Material for the task: Begin

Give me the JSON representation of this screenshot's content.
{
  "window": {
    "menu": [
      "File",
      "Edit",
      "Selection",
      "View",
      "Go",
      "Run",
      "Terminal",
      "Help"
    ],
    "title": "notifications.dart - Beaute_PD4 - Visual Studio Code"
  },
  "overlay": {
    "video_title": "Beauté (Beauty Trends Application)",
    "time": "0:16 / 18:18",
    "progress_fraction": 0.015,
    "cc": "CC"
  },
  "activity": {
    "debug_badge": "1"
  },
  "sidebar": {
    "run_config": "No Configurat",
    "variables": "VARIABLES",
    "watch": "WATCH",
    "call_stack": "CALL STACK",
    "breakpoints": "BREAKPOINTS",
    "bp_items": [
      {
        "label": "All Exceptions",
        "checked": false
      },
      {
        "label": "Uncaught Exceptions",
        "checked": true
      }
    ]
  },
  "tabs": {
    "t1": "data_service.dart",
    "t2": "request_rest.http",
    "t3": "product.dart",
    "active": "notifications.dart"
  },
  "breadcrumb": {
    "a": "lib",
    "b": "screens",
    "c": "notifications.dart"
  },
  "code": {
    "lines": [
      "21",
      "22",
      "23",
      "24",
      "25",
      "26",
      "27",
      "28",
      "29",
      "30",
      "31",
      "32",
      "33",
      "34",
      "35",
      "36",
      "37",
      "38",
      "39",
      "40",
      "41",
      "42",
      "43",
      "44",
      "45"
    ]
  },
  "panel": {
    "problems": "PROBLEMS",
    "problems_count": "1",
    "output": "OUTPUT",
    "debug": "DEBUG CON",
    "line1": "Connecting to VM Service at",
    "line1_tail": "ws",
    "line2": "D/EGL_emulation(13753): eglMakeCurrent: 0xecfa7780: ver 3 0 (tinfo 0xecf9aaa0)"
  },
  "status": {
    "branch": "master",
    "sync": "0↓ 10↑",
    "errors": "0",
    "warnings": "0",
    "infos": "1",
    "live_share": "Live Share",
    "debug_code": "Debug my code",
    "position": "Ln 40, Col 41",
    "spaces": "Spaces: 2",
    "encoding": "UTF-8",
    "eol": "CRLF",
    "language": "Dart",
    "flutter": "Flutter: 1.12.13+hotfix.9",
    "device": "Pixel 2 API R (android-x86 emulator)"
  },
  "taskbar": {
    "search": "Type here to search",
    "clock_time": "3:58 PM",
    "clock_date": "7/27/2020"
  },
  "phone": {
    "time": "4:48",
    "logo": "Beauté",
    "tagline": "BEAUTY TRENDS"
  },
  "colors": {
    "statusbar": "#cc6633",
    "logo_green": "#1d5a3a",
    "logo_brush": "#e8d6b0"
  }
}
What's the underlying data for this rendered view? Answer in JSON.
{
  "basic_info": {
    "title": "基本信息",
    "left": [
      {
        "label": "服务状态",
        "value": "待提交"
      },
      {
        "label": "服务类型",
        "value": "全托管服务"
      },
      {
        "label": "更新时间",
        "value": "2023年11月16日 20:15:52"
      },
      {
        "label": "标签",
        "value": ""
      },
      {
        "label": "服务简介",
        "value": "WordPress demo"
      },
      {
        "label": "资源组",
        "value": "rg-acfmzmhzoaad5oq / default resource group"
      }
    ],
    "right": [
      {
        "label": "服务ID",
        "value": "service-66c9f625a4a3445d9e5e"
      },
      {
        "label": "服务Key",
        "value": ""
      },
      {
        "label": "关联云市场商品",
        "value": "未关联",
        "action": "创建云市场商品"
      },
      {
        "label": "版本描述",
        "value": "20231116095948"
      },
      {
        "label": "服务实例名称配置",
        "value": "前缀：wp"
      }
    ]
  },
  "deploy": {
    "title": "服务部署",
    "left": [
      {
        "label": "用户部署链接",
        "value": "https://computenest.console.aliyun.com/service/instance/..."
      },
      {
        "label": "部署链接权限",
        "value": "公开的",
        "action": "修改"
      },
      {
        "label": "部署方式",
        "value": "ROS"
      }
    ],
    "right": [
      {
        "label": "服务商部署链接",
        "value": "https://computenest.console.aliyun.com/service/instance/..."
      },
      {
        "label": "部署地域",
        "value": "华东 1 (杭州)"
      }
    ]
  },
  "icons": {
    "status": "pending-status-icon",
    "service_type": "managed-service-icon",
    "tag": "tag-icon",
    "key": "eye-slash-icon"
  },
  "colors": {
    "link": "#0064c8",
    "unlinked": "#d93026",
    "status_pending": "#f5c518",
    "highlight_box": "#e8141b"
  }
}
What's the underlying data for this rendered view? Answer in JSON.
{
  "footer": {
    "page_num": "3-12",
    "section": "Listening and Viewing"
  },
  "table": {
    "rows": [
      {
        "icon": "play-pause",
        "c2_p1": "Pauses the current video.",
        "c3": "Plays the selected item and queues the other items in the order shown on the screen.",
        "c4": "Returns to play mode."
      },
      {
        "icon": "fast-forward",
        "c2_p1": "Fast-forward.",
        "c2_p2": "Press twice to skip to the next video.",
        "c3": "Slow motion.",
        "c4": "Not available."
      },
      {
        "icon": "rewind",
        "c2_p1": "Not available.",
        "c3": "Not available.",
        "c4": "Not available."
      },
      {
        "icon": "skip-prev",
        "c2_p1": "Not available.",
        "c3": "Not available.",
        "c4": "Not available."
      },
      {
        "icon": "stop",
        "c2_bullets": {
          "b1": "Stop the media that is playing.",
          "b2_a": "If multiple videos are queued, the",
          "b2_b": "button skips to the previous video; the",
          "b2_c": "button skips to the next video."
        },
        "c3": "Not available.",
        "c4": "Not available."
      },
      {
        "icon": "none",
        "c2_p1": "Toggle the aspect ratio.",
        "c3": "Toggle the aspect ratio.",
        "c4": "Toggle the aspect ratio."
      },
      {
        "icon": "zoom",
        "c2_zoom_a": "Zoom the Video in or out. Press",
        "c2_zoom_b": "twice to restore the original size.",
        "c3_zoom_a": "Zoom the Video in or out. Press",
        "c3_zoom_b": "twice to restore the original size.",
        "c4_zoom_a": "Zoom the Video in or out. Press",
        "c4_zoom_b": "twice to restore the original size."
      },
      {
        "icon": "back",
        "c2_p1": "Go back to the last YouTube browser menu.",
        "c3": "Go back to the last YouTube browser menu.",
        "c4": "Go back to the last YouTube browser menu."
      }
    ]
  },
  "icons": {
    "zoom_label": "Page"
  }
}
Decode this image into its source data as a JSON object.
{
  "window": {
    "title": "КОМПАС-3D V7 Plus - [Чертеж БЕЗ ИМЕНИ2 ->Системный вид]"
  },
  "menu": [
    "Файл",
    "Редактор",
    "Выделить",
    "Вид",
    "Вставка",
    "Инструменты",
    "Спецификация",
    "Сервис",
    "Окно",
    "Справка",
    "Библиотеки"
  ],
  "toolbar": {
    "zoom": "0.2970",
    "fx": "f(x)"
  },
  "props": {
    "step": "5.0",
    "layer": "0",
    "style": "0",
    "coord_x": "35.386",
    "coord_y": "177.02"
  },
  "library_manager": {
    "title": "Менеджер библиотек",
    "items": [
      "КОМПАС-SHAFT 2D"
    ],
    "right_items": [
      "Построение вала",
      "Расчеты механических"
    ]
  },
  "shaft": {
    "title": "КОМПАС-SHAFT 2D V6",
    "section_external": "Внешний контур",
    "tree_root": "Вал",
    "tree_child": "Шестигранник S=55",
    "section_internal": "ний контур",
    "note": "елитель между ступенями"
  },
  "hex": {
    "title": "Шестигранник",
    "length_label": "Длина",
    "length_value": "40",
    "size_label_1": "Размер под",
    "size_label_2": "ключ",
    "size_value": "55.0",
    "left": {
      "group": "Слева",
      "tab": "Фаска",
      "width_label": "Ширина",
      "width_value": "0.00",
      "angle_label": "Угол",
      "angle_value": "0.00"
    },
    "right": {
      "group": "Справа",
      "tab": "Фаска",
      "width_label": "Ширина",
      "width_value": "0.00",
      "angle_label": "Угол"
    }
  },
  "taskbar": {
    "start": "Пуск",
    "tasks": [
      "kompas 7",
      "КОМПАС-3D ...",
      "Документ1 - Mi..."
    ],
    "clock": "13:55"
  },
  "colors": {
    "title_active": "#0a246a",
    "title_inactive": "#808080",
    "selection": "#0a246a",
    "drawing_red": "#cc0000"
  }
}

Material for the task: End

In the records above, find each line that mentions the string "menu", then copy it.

    "menu": [
        "c2_p1": "Go back to the last YouTube browser menu.",
        "c3": "Go back to the last YouTube browser menu.",
        "c4": "Go back to the last YouTube browser menu."
  "menu": [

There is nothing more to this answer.